TASK PROMPT:
Reproduce every record verbatim but drop the pictures.
━━ ENTRIES SHOWN ━━
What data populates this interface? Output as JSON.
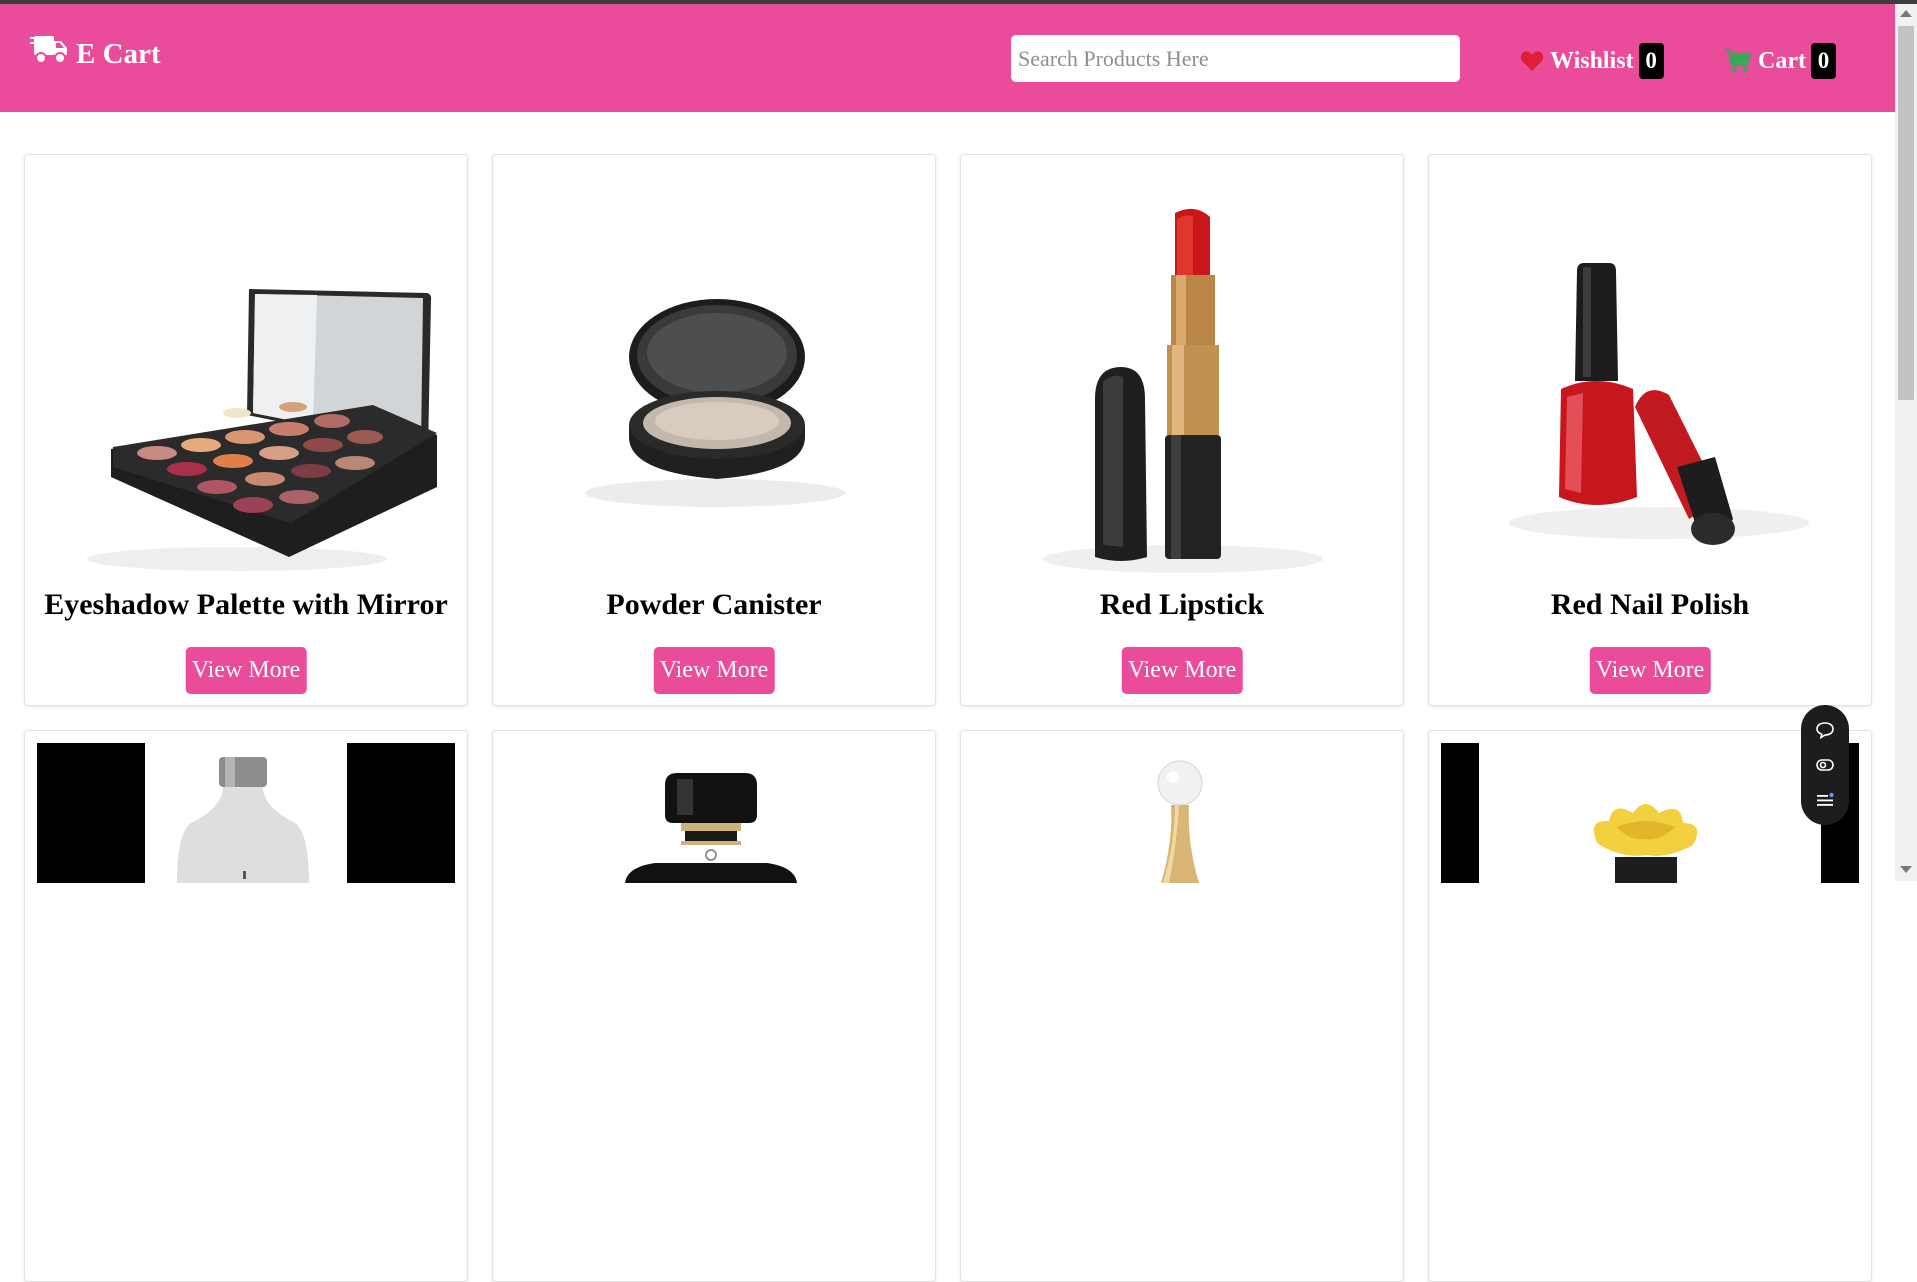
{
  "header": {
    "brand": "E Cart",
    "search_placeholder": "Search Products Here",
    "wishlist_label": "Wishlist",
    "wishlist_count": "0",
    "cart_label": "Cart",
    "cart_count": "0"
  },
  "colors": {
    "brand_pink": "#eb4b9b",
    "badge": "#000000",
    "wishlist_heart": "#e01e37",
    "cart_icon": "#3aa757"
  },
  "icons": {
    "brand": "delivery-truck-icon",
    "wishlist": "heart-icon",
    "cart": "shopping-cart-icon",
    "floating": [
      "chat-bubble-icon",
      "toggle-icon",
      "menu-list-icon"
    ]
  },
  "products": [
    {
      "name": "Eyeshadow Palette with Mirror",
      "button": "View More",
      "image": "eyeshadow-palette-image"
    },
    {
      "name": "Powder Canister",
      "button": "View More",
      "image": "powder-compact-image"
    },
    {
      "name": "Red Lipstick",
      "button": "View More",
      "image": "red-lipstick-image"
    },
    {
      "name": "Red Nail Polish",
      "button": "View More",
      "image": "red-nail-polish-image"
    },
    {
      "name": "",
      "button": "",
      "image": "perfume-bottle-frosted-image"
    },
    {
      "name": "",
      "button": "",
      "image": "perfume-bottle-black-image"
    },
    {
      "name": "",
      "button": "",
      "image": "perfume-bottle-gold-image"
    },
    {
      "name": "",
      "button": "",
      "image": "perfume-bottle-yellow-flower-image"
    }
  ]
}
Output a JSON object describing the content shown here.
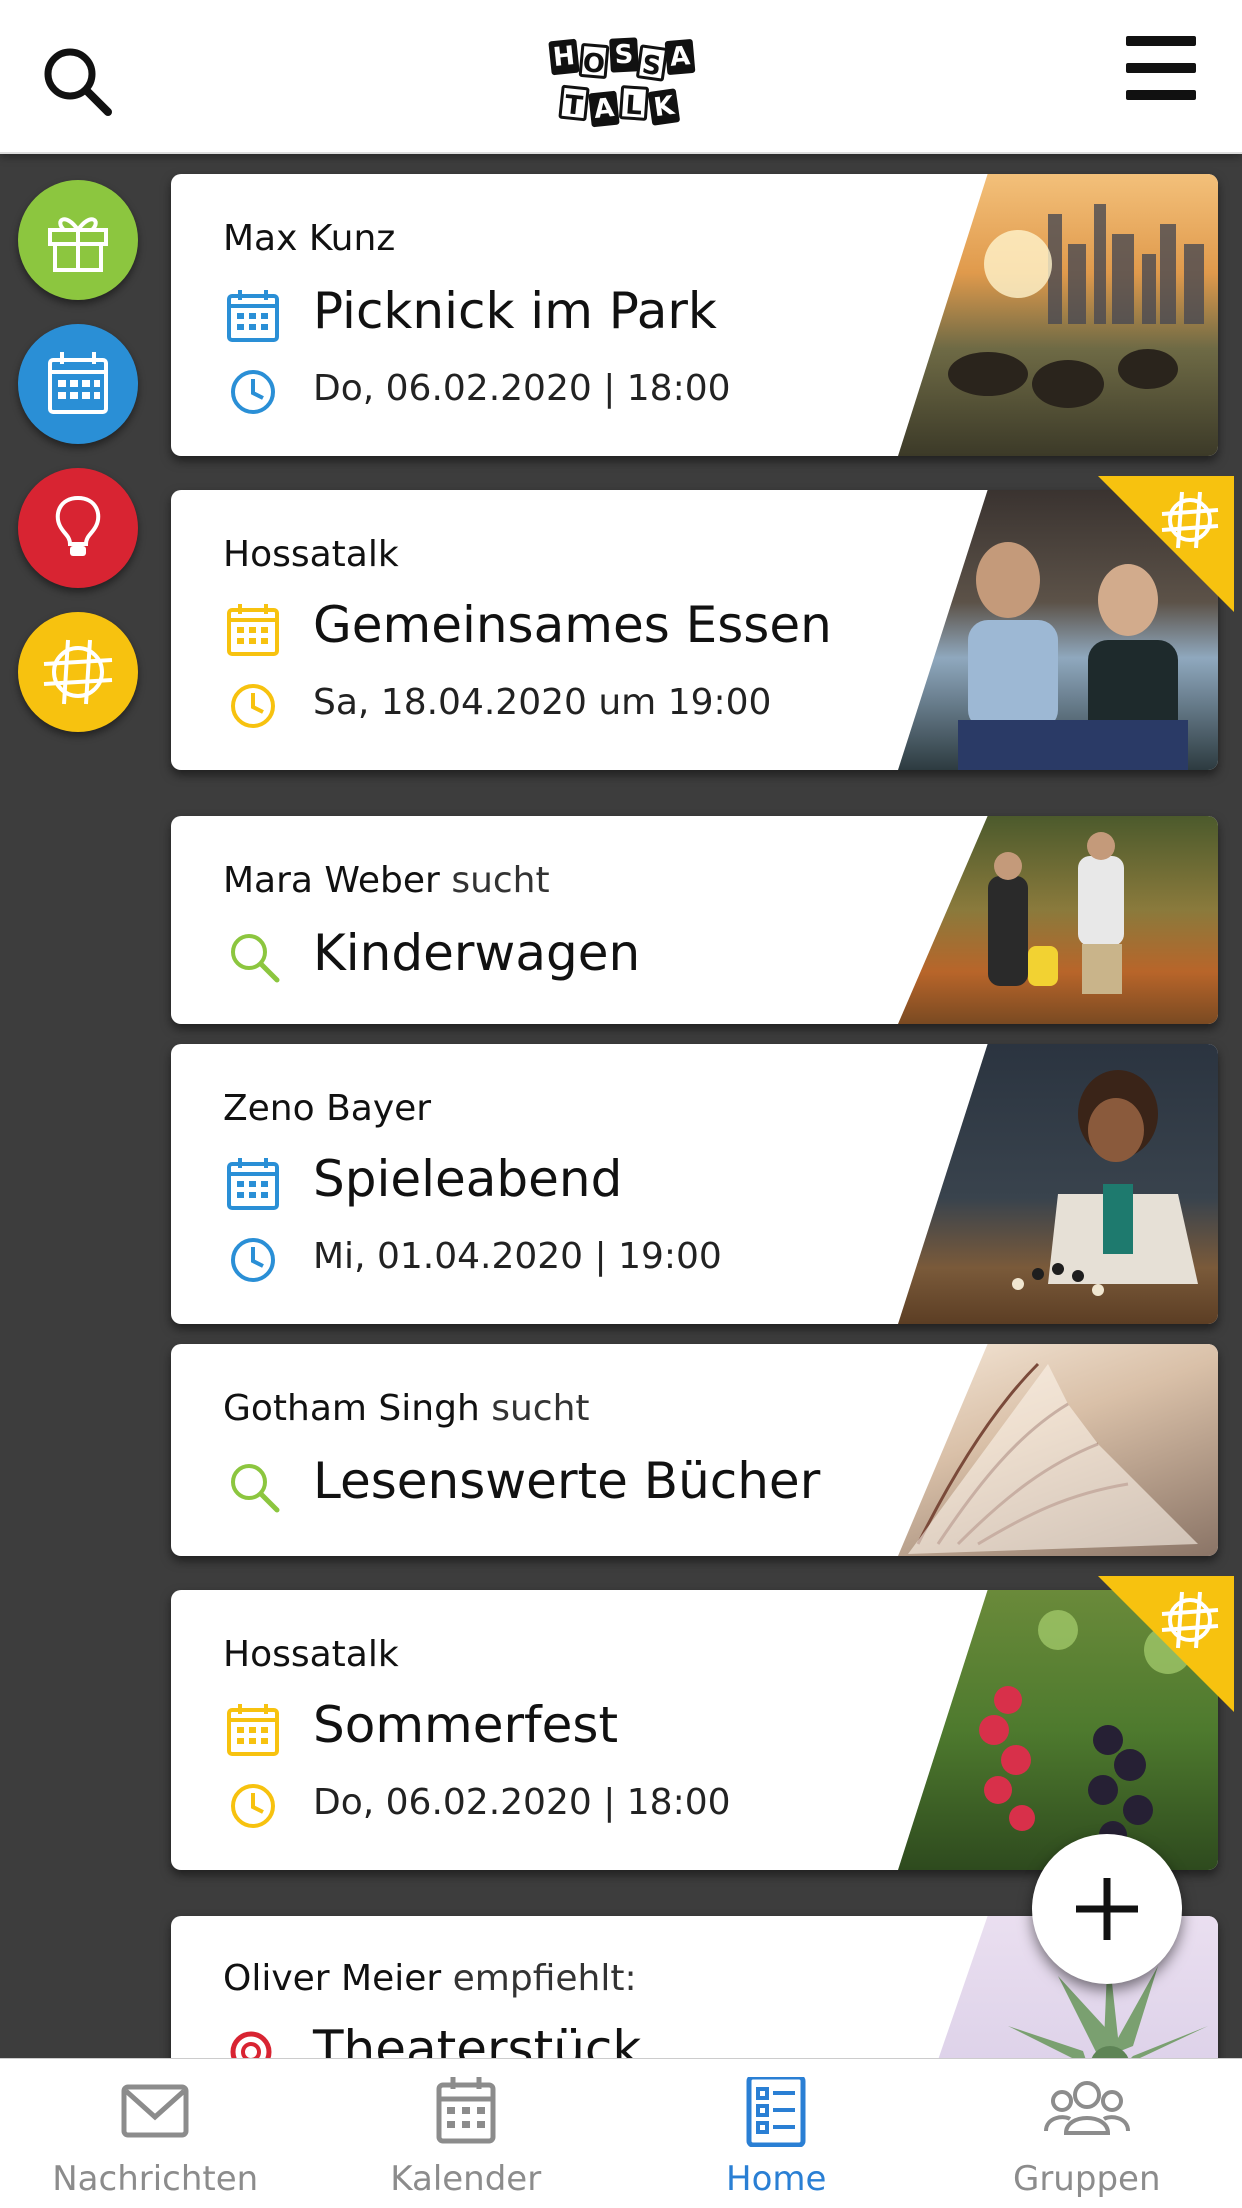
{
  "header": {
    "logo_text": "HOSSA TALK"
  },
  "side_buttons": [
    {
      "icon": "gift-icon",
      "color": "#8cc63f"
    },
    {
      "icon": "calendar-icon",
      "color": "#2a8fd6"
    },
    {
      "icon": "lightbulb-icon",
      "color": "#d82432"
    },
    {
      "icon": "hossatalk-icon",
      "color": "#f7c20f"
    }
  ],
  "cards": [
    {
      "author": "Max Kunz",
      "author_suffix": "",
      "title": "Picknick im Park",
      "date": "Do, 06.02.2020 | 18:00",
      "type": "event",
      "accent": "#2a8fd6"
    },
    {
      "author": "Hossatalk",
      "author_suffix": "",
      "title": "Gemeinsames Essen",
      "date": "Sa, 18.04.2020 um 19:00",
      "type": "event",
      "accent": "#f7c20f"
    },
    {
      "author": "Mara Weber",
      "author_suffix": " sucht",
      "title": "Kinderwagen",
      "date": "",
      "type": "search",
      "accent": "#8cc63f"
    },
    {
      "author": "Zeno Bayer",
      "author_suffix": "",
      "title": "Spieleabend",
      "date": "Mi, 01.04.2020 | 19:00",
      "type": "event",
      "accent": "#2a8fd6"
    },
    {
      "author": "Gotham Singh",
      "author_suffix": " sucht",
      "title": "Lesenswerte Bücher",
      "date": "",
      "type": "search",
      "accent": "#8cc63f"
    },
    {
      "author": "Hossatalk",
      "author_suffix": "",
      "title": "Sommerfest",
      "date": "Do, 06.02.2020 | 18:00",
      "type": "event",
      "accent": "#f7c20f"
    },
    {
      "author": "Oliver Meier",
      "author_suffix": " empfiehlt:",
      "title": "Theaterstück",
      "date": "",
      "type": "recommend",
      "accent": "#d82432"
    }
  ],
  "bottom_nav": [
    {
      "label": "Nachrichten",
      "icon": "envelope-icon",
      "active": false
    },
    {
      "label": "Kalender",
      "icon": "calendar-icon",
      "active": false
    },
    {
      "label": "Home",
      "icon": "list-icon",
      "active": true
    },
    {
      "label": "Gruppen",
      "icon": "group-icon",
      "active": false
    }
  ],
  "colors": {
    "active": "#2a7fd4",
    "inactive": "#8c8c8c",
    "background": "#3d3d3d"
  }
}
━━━
FINISHED TASK:
What data populates this interface? Output as JSON.
{
  "header": {
    "brand": "E Cart",
    "search_placeholder": "Search Products Here",
    "wishlist_label": "Wishlist",
    "wishlist_count": "0",
    "cart_label": "Cart",
    "cart_count": "0"
  },
  "colors": {
    "brand_pink": "#eb4b9b",
    "badge": "#000000",
    "wishlist_heart": "#e01e37",
    "cart_icon": "#3aa757"
  },
  "icons": {
    "brand": "delivery-truck-icon",
    "wishlist": "heart-icon",
    "cart": "shopping-cart-icon",
    "floating": [
      "chat-bubble-icon",
      "toggle-icon",
      "menu-list-icon"
    ]
  },
  "products": [
    {
      "name": "Eyeshadow Palette with Mirror",
      "button": "View More",
      "image": "eyeshadow-palette-image"
    },
    {
      "name": "Powder Canister",
      "button": "View More",
      "image": "powder-compact-image"
    },
    {
      "name": "Red Lipstick",
      "button": "View More",
      "image": "red-lipstick-image"
    },
    {
      "name": "Red Nail Polish",
      "button": "View More",
      "image": "red-nail-polish-image"
    },
    {
      "name": "",
      "button": "",
      "image": "perfume-bottle-frosted-image"
    },
    {
      "name": "",
      "button": "",
      "image": "perfume-bottle-black-image"
    },
    {
      "name": "",
      "button": "",
      "image": "perfume-bottle-gold-image"
    },
    {
      "name": "",
      "button": "",
      "image": "perfume-bottle-yellow-flower-image"
    }
  ]
}
Output a JSON object describing the content shown here.
{
  "header": {
    "logo_text": "HOSSA TALK"
  },
  "side_buttons": [
    {
      "icon": "gift-icon",
      "color": "#8cc63f"
    },
    {
      "icon": "calendar-icon",
      "color": "#2a8fd6"
    },
    {
      "icon": "lightbulb-icon",
      "color": "#d82432"
    },
    {
      "icon": "hossatalk-icon",
      "color": "#f7c20f"
    }
  ],
  "cards": [
    {
      "author": "Max Kunz",
      "author_suffix": "",
      "title": "Picknick im Park",
      "date": "Do, 06.02.2020 | 18:00",
      "type": "event",
      "accent": "#2a8fd6"
    },
    {
      "author": "Hossatalk",
      "author_suffix": "",
      "title": "Gemeinsames Essen",
      "date": "Sa, 18.04.2020 um 19:00",
      "type": "event",
      "accent": "#f7c20f"
    },
    {
      "author": "Mara Weber",
      "author_suffix": " sucht",
      "title": "Kinderwagen",
      "date": "",
      "type": "search",
      "accent": "#8cc63f"
    },
    {
      "author": "Zeno Bayer",
      "author_suffix": "",
      "title": "Spieleabend",
      "date": "Mi, 01.04.2020 | 19:00",
      "type": "event",
      "accent": "#2a8fd6"
    },
    {
      "author": "Gotham Singh",
      "author_suffix": " sucht",
      "title": "Lesenswerte Bücher",
      "date": "",
      "type": "search",
      "accent": "#8cc63f"
    },
    {
      "author": "Hossatalk",
      "author_suffix": "",
      "title": "Sommerfest",
      "date": "Do, 06.02.2020 | 18:00",
      "type": "event",
      "accent": "#f7c20f"
    },
    {
      "author": "Oliver Meier",
      "author_suffix": " empfiehlt:",
      "title": "Theaterstück",
      "date": "",
      "type": "recommend",
      "accent": "#d82432"
    }
  ],
  "bottom_nav": [
    {
      "label": "Nachrichten",
      "icon": "envelope-icon",
      "active": false
    },
    {
      "label": "Kalender",
      "icon": "calendar-icon",
      "active": false
    },
    {
      "label": "Home",
      "icon": "list-icon",
      "active": true
    },
    {
      "label": "Gruppen",
      "icon": "group-icon",
      "active": false
    }
  ],
  "colors": {
    "active": "#2a7fd4",
    "inactive": "#8c8c8c",
    "background": "#3d3d3d"
  }
}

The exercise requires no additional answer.